Batting also incorporates a risk/reward timing-based skill that pushes you to charge a swing and fill a meter as much as possible at the point of contact. Accomplishing this can be tricky, as pitchers have different deliveries and pitches fly at different speeds. Some guesswork is involved, but you don’t always have to charge the swing; standard contact is performed by simply tapping the button. Extra skill comes from angling the swing with a cursor.
Fielding is the weakest part of the experience. Most of it is handled by the computer, but you can always take control to do it yourself. This is ill advised, as the only way to read a ball’s trajectory is by its shadow. Even with the computer handling the basic flyballs and grounders, the user must initiate throws and jump or dive for balls. The latter of which is used more often than you would think, and ends up being quite fun in terms of spectacle and nailing the timing. If you aren’t on with your timing, a throw could sail past the fielder, or your dive may result in the ball hitting your body instead of the glove. There’s some fun to it, but I wish I had more of a hand in it. Base running is mostly solid, although A.I. players don’t always tag up on deep flyballs.
Super Mega Baseball 2 doesn’t offer many avenues of play. You won’t find Franchise mode, Home Run derby, drafts, or much depth anywhere. The big modes are Season, which can be adjusted from a full schedule down to just 16 games, and Pennant Race, an online mode that pushes you to win as many games as possible over a set amount of time. Given how fast games go thanks to the computer being eager to swing at almost everything, a short Season can be completed in an afternoon, and most of my Pennant Race games proved to be nail-biters. Both modes deliver plenty of thrills that bring out the best of the sport.
Super Mega Baseball 2 may not have the MLB or MLBPA licenses, but it does offer robust team and player customization. If you take the time, you can recreate the MLB rosters, and team colors, but it will take a skilled artist to make the logos, which can be edited and include artwork layers. Metalhead clearly knew people would do this, and even allowed for the conferences and divisions to be altered. Up to 32 teams can be customized for a league. As of now, there isn’t a way to download player-made rosters or teams.
As your skill level increases, you may need to bump up the difficulty. Thankfully, that doesn’t mean a jump from normal to hard. Metalhead devised a slick skill-based system called Ego, which allows the player to tick up the difficulty for batting, pitching, base running, and fielding.

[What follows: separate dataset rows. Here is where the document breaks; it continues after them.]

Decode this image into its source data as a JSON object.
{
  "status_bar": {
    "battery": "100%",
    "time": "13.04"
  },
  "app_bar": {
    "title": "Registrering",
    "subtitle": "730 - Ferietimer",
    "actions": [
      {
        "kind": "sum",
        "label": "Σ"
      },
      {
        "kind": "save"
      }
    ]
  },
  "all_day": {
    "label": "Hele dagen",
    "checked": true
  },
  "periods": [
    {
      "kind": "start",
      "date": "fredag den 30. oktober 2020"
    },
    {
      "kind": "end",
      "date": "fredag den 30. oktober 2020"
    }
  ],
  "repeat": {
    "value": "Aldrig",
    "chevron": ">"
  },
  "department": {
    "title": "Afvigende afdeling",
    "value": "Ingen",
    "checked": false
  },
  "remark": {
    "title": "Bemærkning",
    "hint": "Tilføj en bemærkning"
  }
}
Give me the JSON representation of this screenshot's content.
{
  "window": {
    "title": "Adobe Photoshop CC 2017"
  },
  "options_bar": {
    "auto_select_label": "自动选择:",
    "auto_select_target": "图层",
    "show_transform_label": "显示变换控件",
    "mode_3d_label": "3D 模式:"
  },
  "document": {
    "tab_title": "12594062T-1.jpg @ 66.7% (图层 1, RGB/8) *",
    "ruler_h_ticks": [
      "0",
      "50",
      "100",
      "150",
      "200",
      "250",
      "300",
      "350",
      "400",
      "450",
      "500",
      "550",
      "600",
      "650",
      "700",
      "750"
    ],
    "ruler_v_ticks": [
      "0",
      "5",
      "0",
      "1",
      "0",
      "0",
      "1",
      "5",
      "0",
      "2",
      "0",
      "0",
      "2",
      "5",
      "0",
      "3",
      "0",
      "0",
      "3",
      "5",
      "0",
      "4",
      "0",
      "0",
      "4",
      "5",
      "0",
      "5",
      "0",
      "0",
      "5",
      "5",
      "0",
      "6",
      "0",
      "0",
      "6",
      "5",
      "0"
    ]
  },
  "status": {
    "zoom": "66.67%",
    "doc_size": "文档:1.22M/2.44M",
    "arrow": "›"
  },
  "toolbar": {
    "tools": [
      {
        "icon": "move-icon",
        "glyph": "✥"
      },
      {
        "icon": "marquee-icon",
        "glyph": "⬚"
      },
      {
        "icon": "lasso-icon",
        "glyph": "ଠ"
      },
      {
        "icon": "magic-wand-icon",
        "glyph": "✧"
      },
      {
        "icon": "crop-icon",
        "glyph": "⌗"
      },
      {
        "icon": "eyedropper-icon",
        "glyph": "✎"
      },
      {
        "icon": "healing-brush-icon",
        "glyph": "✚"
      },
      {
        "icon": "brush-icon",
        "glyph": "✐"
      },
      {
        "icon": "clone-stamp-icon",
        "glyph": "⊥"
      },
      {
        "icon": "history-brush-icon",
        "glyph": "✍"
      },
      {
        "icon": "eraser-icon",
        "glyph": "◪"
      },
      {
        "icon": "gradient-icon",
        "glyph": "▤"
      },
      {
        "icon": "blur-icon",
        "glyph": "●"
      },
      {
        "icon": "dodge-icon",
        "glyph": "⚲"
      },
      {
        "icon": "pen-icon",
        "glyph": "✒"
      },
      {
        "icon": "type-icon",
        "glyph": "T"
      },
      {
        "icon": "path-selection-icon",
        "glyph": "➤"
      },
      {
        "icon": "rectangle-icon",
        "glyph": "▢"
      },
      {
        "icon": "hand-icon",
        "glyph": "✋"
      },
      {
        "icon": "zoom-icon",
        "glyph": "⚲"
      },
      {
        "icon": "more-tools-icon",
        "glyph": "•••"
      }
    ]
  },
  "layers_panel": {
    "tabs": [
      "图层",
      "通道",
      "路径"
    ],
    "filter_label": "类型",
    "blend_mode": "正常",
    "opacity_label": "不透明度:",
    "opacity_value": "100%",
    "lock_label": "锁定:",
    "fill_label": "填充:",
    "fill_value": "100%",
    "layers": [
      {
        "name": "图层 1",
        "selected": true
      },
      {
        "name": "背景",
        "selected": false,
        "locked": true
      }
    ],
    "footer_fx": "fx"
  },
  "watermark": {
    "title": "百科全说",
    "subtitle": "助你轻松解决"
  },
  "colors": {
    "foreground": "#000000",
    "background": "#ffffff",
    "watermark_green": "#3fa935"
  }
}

Super Mega Baseball 2 delivers a rock-solid baseball experience that may come up light on modes, but homes in on the fun and skill of pitching and batting. I hope this becomes an annualized series, as Metalhead has a great foundation to build upon.